In this classic work, the foremost historian of science in our time, George Sarton, sums up his reflections on the role of science and of the humanities in our culture. Voicing his opposition to the old-fashioned humanists on the one hand, and to the "uneducated" men of science and technicians on the other, Sarton points out to the former that the humanities without scientific are essentially incomplete. He warns the latter that without history, without philosophy, without arts and letters, without a living religion, human life on this planet would cease to be worthwhile.
After outlining his "Faith of a Humanist" in the opening section, Sarton goes on to analyze "The History of Science and the History of Civilization," to discuss the progress of scientific thought since ancient times in "East and West," and to propose the solution for the educational and cultural crisis of our time in "The New Humanism" and in "The History of Science and the Problems of Today." He concludes not only that science is a source of technological development that has changed the face of the earth and has convulsed our lives for good and evil, but that it nonetheless affords the best means of understanding the world, its people, and the multitude of their relationships. "Science is the conscience of mankind."

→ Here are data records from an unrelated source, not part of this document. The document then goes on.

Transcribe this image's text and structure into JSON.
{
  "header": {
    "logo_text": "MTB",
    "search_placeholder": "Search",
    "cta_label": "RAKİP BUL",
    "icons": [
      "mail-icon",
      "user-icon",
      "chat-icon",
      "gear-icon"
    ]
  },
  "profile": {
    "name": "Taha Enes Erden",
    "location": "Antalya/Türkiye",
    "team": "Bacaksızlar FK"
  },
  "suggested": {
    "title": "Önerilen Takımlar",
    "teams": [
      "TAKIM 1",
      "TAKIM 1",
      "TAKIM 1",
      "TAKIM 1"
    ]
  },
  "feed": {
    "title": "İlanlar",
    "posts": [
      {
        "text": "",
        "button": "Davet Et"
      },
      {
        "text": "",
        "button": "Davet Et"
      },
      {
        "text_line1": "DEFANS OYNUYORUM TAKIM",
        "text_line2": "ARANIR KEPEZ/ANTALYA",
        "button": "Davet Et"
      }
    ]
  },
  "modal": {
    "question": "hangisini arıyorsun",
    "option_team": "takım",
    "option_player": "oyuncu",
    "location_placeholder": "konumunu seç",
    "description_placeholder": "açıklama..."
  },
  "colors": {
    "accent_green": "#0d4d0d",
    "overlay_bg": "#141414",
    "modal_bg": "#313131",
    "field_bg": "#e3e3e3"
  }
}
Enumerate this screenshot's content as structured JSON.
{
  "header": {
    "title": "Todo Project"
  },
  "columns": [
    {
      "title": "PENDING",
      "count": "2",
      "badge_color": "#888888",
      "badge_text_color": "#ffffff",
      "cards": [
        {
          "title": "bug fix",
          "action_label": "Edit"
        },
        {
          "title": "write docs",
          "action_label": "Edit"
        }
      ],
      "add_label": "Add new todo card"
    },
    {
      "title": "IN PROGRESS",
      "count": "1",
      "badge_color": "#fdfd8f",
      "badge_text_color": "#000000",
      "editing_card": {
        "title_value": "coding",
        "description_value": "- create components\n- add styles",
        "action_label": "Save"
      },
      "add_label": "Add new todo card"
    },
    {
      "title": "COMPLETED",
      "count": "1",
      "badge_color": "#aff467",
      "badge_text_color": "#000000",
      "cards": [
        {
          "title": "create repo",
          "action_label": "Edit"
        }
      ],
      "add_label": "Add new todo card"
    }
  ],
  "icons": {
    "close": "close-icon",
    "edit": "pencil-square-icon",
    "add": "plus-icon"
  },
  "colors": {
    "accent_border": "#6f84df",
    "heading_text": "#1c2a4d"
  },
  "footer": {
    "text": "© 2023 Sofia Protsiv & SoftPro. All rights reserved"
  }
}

Included in this edition is Robert M. Merton's address before the Sarton Centennial meeting of November 1984. It is a stunning tour de force in its own right, providing insights into Sarton, teaching and research at Harvard in the 1930s, and the personal interaction between Sarton the mentor, and Merton the pupil. The essay supplements May Sarton's earlier "Informal Portrait of George Sarton."